And officers say access, via a new three-arm roundabout junction on the A140 to the south of the site, would lead to "conflict and interference" on a stretch of road classified as being "of nationally strategic importance".
Ben Turner, director at Ben Burgess, said: "Following seven years of collaboration between Ben Burgess and South Norfolk Council, we were surprised with the recommendation for refusal contained in the committee report.
"Our agents and consultants are currently reviewing the details contained within the report and how this relates to our latest submissions."
Earlier this year, a judge ruled the county council had acted unlawfully in its decision making over the proposal, when it was asked for comments as part of the planning process.
While highways officers had initially recommended refusal due to the new junction on the A140, the Conservative-controlled cabinet agreed the authority would not object, saying the economic impact outweighed the concerns of officers.

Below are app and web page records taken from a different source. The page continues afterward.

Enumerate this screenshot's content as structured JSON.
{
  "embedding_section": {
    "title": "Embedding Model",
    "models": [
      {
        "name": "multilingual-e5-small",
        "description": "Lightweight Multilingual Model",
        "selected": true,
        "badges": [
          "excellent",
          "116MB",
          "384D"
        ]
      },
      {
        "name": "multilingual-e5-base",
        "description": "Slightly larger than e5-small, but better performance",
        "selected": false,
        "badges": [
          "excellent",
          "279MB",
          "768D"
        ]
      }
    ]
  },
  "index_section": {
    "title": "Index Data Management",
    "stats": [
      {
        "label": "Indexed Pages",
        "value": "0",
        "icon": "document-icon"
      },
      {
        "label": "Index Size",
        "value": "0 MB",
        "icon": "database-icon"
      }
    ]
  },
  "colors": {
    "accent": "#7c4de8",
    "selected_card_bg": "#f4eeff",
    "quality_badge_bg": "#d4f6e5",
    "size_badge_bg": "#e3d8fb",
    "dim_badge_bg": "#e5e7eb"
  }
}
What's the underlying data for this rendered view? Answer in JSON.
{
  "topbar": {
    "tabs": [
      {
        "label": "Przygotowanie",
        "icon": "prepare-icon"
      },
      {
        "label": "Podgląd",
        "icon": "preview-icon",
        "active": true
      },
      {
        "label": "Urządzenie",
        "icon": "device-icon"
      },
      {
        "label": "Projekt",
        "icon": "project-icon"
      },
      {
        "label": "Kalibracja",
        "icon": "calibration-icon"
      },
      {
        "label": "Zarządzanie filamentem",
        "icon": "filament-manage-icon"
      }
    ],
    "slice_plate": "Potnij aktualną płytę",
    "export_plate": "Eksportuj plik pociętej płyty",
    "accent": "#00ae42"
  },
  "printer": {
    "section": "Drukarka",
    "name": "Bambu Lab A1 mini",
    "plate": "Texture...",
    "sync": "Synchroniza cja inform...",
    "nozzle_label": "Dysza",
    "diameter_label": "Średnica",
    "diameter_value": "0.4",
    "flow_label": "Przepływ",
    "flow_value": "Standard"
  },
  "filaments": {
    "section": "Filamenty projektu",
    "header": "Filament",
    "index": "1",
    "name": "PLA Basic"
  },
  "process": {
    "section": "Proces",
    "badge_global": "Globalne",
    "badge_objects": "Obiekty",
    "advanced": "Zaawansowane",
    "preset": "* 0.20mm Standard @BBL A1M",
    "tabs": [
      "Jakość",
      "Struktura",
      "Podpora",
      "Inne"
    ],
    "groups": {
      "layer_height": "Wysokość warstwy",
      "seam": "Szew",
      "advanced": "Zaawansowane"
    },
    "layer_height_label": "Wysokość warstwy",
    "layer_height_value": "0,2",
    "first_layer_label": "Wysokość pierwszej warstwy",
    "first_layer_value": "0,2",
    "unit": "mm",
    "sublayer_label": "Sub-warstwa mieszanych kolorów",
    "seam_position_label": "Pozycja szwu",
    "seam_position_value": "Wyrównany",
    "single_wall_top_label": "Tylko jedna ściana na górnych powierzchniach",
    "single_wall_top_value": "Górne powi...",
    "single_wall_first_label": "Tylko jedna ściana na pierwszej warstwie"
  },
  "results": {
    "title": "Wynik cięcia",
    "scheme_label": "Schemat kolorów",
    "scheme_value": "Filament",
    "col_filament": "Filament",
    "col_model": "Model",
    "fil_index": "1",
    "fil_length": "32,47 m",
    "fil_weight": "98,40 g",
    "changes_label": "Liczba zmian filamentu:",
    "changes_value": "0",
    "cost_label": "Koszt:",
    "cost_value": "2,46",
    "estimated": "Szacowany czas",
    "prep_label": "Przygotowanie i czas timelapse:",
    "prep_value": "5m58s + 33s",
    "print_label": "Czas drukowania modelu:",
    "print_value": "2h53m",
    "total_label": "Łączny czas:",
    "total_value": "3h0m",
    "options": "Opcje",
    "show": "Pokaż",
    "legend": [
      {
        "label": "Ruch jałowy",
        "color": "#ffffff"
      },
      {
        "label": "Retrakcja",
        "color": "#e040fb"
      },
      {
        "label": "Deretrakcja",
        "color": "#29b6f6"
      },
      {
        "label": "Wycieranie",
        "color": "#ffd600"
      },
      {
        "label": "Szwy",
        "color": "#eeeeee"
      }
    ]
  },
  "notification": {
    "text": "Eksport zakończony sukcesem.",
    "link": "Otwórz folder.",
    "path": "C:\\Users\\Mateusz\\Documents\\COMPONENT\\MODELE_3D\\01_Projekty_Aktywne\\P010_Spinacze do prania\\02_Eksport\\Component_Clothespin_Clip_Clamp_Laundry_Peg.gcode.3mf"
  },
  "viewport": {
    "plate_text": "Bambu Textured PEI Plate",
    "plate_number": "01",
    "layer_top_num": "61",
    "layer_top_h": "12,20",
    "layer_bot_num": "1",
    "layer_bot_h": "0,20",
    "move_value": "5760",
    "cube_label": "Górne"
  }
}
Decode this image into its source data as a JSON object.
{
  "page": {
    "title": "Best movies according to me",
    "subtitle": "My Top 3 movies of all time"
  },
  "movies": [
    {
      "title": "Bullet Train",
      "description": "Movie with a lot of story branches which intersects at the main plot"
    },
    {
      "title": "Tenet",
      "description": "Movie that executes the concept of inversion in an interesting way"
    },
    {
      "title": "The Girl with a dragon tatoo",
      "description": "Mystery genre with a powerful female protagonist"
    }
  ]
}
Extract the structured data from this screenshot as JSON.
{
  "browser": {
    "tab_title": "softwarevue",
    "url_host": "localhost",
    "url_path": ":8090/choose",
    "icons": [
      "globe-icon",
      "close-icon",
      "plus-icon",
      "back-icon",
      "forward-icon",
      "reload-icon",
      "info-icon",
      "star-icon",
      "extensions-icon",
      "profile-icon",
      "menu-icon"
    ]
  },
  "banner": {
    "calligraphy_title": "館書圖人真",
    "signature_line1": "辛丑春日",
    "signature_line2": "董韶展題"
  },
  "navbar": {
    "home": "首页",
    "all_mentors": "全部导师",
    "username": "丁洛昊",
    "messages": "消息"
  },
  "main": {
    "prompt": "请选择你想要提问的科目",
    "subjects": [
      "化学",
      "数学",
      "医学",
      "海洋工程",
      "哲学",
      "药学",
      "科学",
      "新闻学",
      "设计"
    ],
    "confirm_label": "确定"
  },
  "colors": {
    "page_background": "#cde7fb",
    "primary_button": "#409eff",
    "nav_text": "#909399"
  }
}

Swainsthorpe Parish Council and the Saving Swainsthorpe group sought a judicial review hearing before a High Court judge.
And Mrs Justice Lang said it had been unlawful for the county council's cabinet to respond on economic grounds.
The county council's highway's department subsequently objected to the application because of the new junction.